Source data:
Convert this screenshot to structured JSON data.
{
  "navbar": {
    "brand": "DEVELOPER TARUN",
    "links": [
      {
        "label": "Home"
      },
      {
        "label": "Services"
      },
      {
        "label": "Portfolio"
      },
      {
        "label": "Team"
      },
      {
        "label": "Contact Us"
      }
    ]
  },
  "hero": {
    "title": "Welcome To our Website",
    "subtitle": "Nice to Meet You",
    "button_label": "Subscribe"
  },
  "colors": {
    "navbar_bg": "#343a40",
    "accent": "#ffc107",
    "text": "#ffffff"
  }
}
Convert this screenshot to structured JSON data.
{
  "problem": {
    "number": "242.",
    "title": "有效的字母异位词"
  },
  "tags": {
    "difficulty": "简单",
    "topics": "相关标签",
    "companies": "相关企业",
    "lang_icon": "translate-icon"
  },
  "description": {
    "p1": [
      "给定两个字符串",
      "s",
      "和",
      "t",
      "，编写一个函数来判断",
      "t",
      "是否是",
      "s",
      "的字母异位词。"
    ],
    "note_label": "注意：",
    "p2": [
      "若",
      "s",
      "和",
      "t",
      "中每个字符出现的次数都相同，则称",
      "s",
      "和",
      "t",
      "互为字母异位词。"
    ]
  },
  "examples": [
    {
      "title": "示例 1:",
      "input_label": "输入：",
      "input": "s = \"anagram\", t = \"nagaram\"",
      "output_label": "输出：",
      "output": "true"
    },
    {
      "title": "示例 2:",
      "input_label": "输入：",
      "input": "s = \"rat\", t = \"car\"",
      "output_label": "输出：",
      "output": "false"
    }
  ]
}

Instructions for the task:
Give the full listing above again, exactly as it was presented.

Task solution:
Convert this screenshot to structured JSON data.
{
  "navbar": {
    "brand": "DEVELOPER TARUN",
    "links": [
      {
        "label": "Home"
      },
      {
        "label": "Services"
      },
      {
        "label": "Portfolio"
      },
      {
        "label": "Team"
      },
      {
        "label": "Contact Us"
      }
    ]
  },
  "hero": {
    "title": "Welcome To our Website",
    "subtitle": "Nice to Meet You",
    "button_label": "Subscribe"
  },
  "colors": {
    "navbar_bg": "#343a40",
    "accent": "#ffc107",
    "text": "#ffffff"
  }
}
Convert this screenshot to structured JSON data.
{
  "problem": {
    "number": "242.",
    "title": "有效的字母异位词"
  },
  "tags": {
    "difficulty": "简单",
    "topics": "相关标签",
    "companies": "相关企业",
    "lang_icon": "translate-icon"
  },
  "description": {
    "p1": [
      "给定两个字符串",
      "s",
      "和",
      "t",
      "，编写一个函数来判断",
      "t",
      "是否是",
      "s",
      "的字母异位词。"
    ],
    "note_label": "注意：",
    "p2": [
      "若",
      "s",
      "和",
      "t",
      "中每个字符出现的次数都相同，则称",
      "s",
      "和",
      "t",
      "互为字母异位词。"
    ]
  },
  "examples": [
    {
      "title": "示例 1:",
      "input_label": "输入：",
      "input": "s = \"anagram\", t = \"nagaram\"",
      "output_label": "输出：",
      "output": "true"
    },
    {
      "title": "示例 2:",
      "input_label": "输入：",
      "input": "s = \"rat\", t = \"car\"",
      "output_label": "输出：",
      "output": "false"
    }
  ]
}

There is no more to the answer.